Working data
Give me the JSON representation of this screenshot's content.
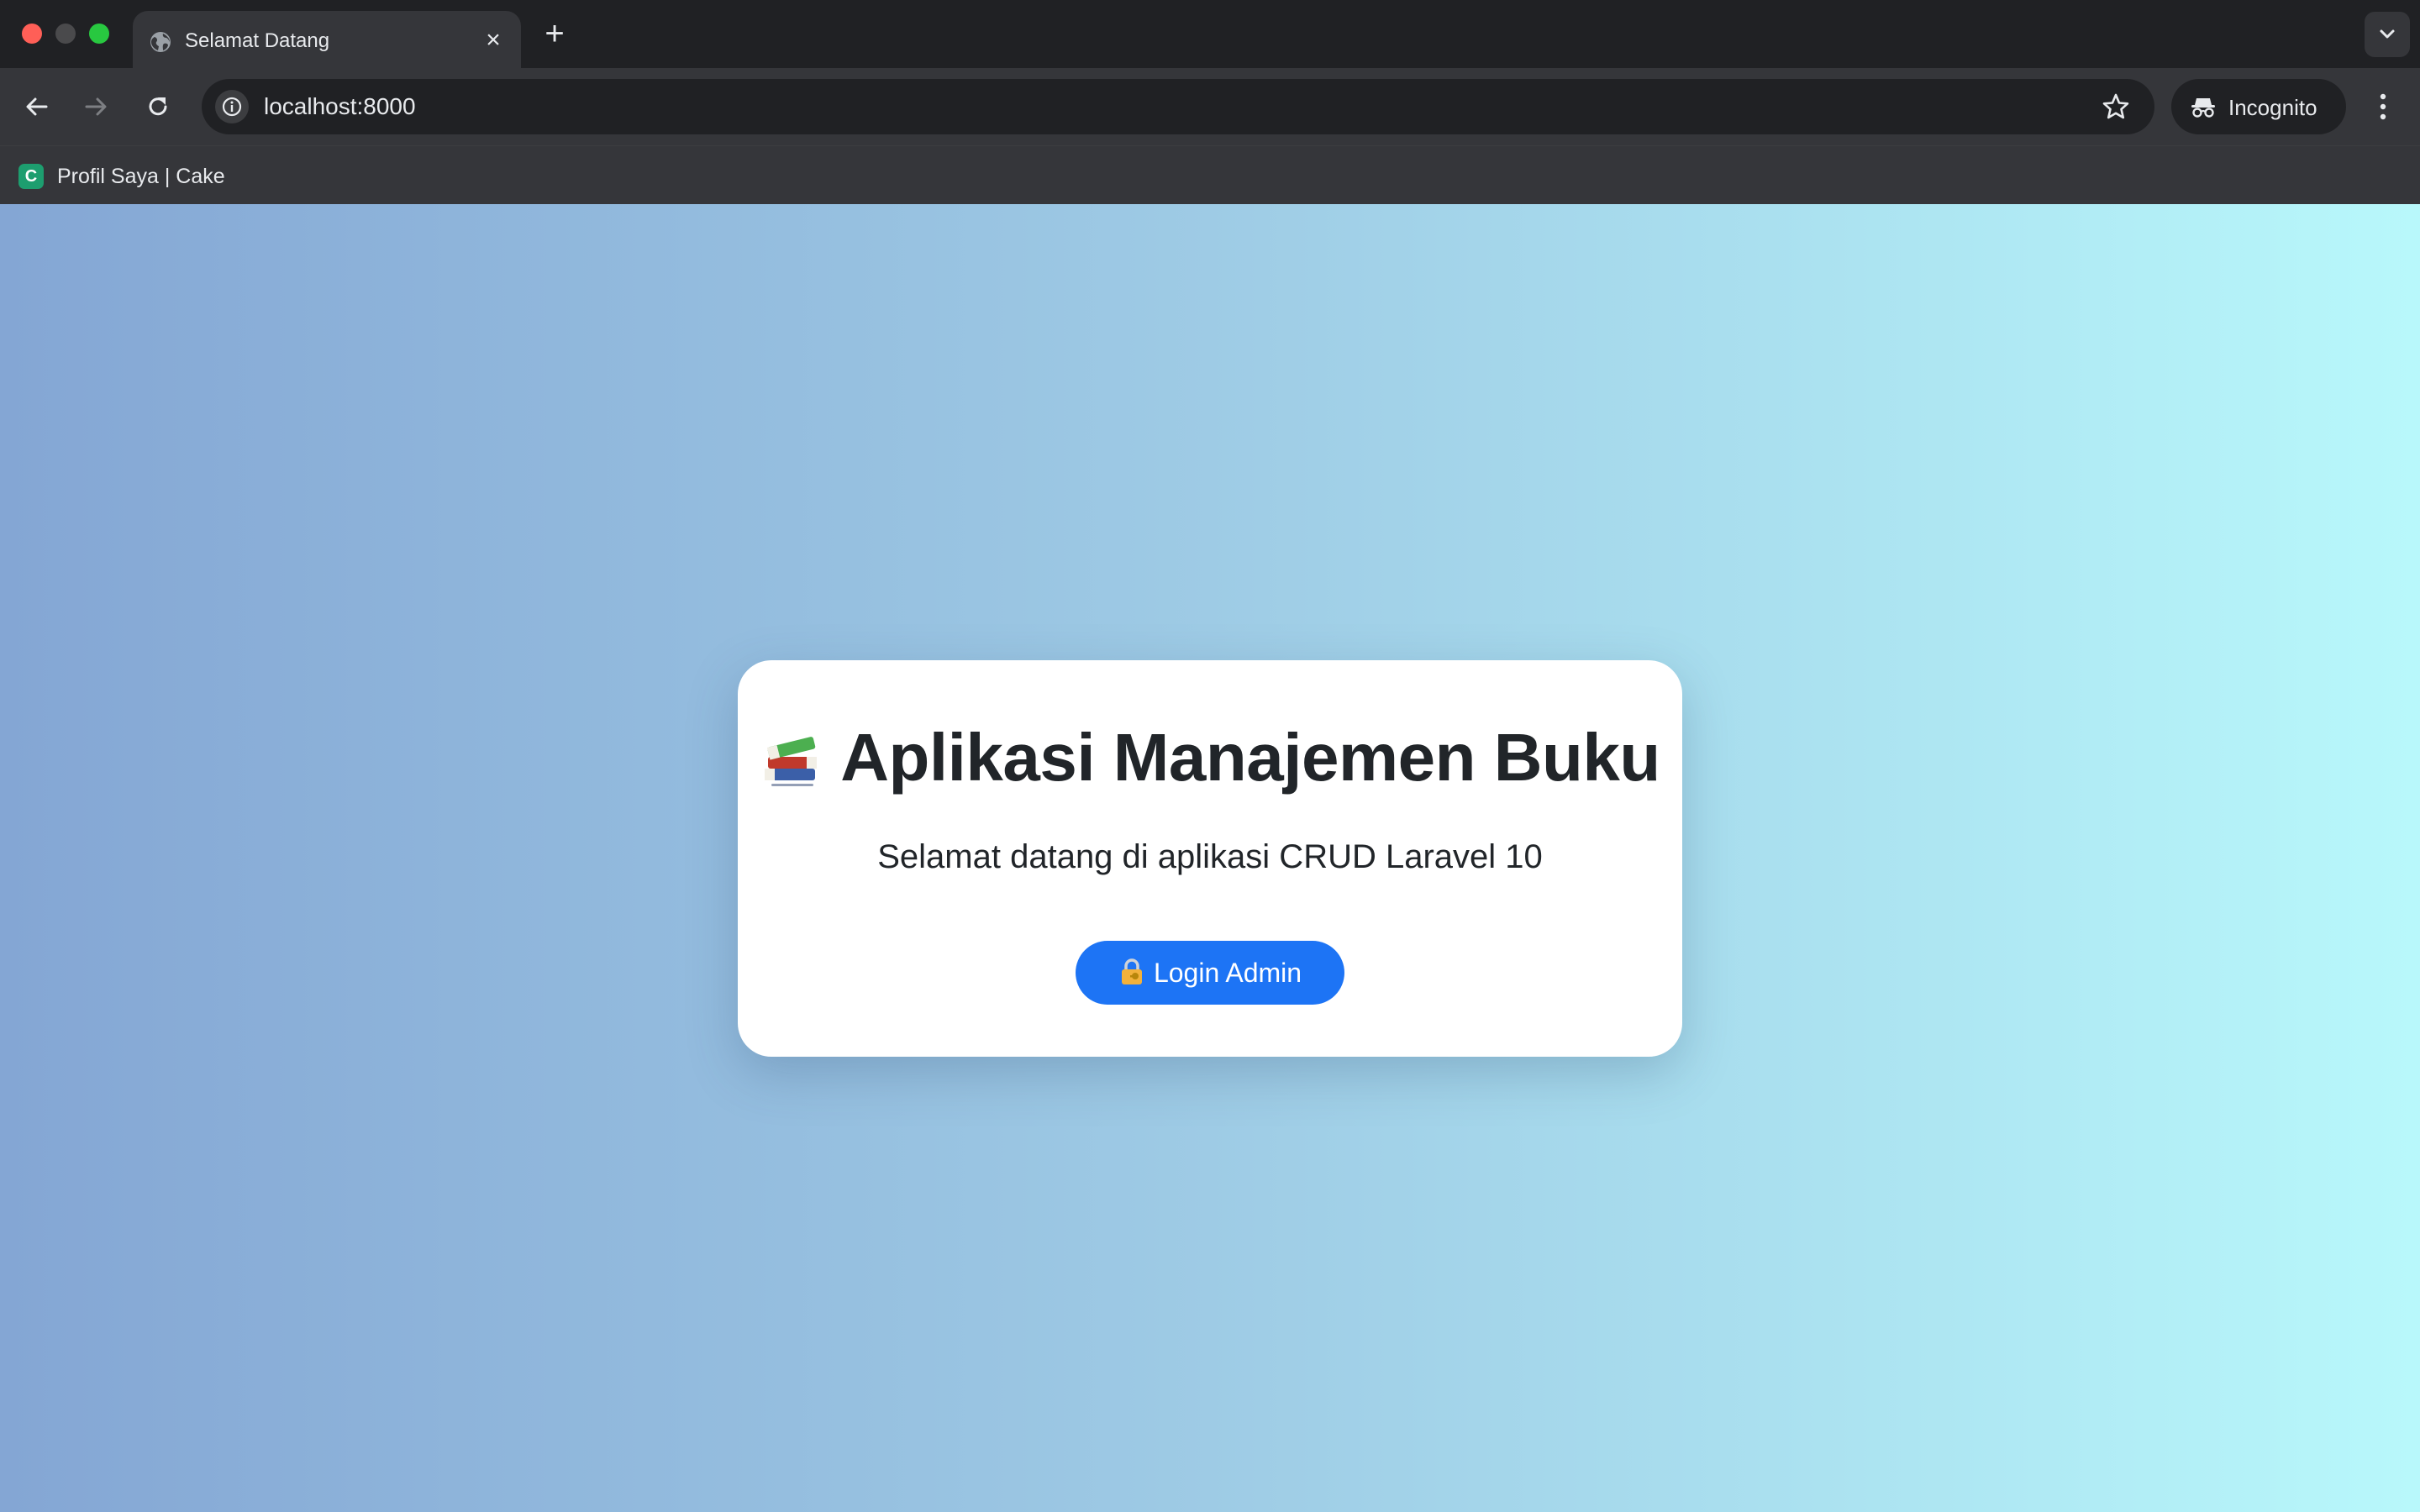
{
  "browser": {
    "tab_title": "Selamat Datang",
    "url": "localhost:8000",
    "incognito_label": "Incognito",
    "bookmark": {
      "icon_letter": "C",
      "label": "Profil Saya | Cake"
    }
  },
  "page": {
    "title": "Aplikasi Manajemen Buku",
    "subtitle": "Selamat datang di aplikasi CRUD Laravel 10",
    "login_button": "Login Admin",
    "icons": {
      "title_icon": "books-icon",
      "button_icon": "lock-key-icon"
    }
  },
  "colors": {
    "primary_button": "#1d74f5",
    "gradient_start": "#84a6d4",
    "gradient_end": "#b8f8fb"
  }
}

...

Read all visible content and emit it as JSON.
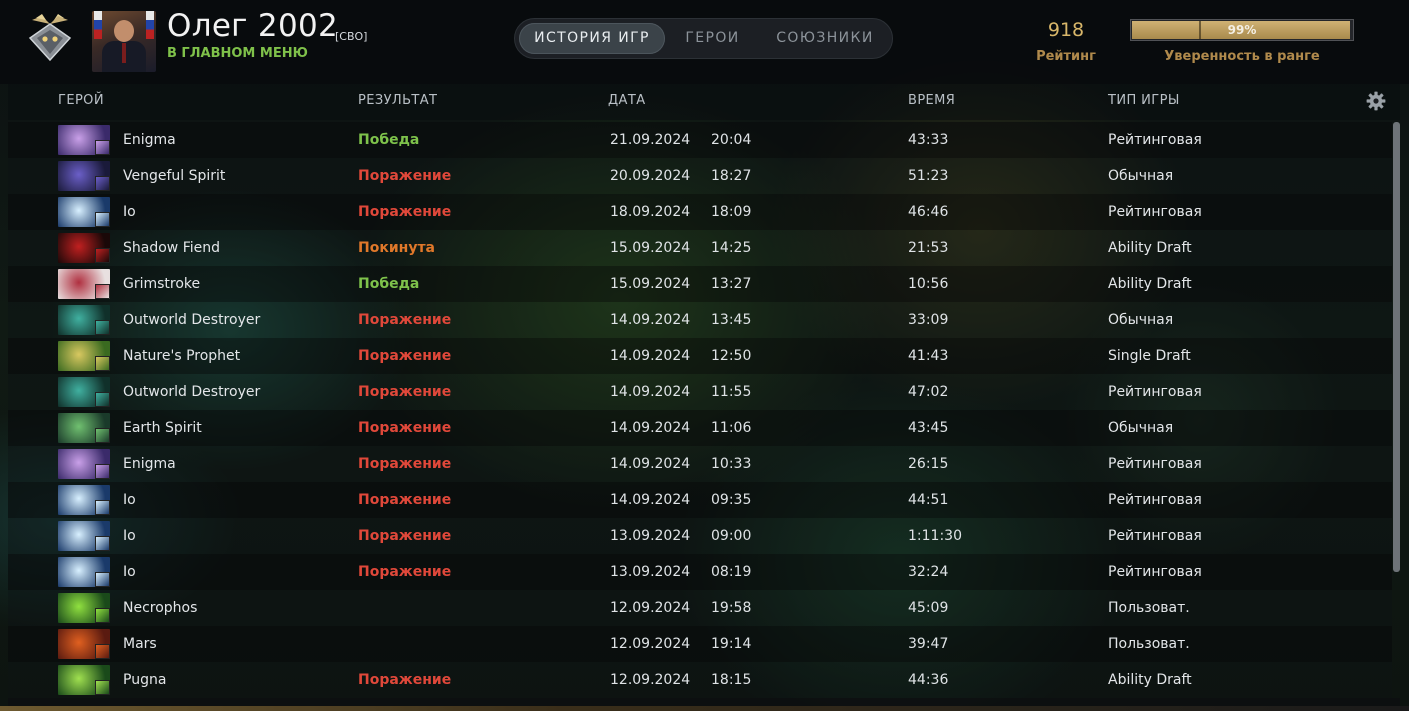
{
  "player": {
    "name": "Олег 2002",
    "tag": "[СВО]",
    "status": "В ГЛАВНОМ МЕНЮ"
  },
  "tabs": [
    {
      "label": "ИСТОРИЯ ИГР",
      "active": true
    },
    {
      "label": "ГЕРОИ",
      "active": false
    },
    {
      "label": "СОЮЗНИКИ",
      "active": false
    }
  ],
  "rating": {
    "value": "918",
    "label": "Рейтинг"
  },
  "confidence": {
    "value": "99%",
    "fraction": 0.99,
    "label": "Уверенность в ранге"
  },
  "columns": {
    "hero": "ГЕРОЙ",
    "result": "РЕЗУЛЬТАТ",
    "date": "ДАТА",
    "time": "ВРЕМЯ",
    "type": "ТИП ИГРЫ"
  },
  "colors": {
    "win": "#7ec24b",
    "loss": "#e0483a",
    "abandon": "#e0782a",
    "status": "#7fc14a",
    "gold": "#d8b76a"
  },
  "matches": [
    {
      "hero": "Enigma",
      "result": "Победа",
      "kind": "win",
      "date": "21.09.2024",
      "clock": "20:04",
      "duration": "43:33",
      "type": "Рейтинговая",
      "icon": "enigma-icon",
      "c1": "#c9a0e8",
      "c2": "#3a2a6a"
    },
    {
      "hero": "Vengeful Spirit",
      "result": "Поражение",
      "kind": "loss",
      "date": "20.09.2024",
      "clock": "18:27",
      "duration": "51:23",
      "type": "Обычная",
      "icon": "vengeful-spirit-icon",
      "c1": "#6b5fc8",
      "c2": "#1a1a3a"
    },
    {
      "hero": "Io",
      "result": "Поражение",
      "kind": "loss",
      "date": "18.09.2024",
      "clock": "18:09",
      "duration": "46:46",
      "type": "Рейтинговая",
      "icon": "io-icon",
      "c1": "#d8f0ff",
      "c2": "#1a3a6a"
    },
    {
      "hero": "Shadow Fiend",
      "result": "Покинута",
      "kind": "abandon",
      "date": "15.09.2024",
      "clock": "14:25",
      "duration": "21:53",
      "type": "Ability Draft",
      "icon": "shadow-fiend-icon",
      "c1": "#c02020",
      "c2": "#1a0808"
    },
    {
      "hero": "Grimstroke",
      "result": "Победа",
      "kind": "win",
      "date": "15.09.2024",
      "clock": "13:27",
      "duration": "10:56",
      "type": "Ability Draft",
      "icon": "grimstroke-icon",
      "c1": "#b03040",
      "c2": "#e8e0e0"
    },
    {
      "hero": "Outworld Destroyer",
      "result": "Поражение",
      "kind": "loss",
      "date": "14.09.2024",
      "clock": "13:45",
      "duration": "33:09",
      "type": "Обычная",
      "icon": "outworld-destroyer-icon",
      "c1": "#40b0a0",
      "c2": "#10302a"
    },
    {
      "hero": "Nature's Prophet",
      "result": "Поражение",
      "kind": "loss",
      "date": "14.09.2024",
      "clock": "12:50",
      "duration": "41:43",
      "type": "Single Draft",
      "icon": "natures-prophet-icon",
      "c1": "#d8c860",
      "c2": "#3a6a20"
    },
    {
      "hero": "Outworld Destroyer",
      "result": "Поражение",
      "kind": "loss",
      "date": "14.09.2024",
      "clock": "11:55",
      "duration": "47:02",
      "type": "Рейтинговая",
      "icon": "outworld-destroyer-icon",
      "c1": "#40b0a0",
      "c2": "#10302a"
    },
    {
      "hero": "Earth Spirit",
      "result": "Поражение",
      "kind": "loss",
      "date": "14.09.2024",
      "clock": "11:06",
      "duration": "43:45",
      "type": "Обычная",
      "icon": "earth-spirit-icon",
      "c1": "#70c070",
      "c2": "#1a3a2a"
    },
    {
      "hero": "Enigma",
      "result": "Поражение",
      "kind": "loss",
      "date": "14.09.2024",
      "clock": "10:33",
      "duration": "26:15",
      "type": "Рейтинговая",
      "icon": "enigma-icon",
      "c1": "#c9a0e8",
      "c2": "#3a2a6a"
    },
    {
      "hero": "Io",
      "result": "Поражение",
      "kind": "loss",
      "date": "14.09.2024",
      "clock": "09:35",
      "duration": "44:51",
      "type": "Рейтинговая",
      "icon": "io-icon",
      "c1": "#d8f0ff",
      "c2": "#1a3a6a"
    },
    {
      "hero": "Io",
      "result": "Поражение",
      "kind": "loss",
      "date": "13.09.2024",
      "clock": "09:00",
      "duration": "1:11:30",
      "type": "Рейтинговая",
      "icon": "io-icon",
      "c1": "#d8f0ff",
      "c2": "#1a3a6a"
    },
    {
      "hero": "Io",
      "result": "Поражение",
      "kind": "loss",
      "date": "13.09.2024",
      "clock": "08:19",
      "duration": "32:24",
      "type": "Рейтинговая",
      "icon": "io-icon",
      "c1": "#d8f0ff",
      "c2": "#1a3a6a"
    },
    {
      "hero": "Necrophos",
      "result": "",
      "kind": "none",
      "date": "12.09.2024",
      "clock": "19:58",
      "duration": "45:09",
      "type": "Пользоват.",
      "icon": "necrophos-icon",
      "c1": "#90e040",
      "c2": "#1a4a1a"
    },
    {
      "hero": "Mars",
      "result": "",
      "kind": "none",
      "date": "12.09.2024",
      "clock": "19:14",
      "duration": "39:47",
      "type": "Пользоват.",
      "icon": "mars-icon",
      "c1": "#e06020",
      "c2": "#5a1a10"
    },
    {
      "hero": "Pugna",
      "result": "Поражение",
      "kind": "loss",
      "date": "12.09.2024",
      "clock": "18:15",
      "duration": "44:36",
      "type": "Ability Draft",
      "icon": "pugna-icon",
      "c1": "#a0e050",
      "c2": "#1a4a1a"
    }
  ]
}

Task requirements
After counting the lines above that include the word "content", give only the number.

Your response
2